One of the 11 riders that died apparently suffered a heart attack while riding. I think you can throw that one out as just plain weird. But the article goes on to say that all but two of these accidents were the fault of the motorcyclist. The paper went on to say that this is in sharp contrast to national statistics that indicate that 77% of fatal motorcycle accidents are the fault of automobile drivers.
Excessive speed was an issue in some of the accidents. Alcohol may have been a factor in some accidents as well as mistakes by automobile drivers. But, oddly enough, it appears that the rider's ability to safely negotiate a turn or a curve was the problem in some of these accidents and in many cases, no other vehicle was involved.
The reporter interviewed a local safety instructor, Joe Gattenby, that runs a company that offers training courses for the Motorcycle Safety Foundation. Joe is a great guy. I have spoken with him before and even had his wife in one of my accounting classes that I teach at a local college. It is hard to get in one of his classes as his courses are booked up well in advance.
Joe's analysis or explanation is that inexperience and lack of training may have played significant roles in a lot of these accidents. He stated that a lot of riders get their motorcycle licenses without taking a training course and that maybe some of those people are more interested in the fun aspect of riding and are not aware of, or ignore, the dangers involved. He went on to suggest that training should maybe be mandatory for getting a license.
Joe said you can't be just paying attention to what's immediately in front of you. You have to be driving a couple of blocks ahead and anticipating the worst of what could happen.
Joe had 3 suggestions that all motorcyclists should follow and be aware of:
1) Proper Gear and Clothing

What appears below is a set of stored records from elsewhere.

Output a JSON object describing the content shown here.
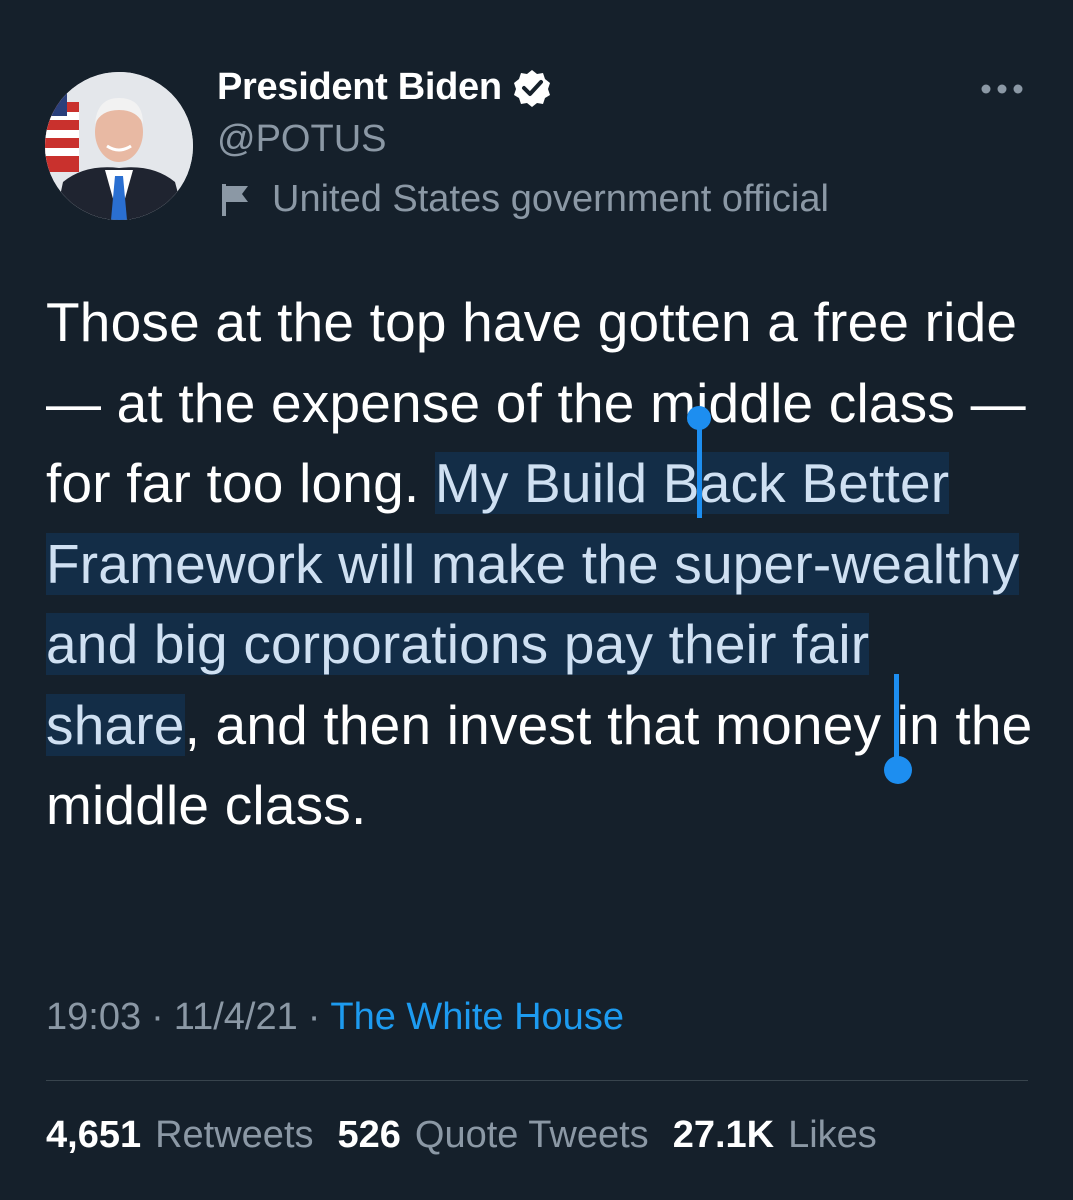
{
  "author": {
    "display_name": "President Biden",
    "handle": "@POTUS",
    "label": "United States government official",
    "verified_icon": "verified-badge-icon",
    "label_icon": "flag-icon",
    "avatar": "avatar-photo"
  },
  "tweet": {
    "text_before": "Those at the top have gotten a free ride — at the expense of the middle class — for far too long. ",
    "text_selected": "My Build Back Better Framework will make the super-wealthy and big corporations pay their fair share",
    "text_after": ", and then invest that money in the middle class."
  },
  "meta": {
    "time": "19:03",
    "separator": "·",
    "date": "11/4/21",
    "source": "The White House"
  },
  "stats": {
    "retweets_count": "4,651",
    "retweets_label": "Retweets",
    "quotes_count": "526",
    "quotes_label": "Quote Tweets",
    "likes_count": "27.1K",
    "likes_label": "Likes"
  },
  "colors": {
    "background": "#15202b",
    "accent": "#1d9bf0",
    "secondary_text": "#8b98a5",
    "selection": "#132d47"
  }
}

2) Understand how to safely execute corners and curves
3) Understand and be proficient at various emergency maneuver techniques.
Ride Safe Out There!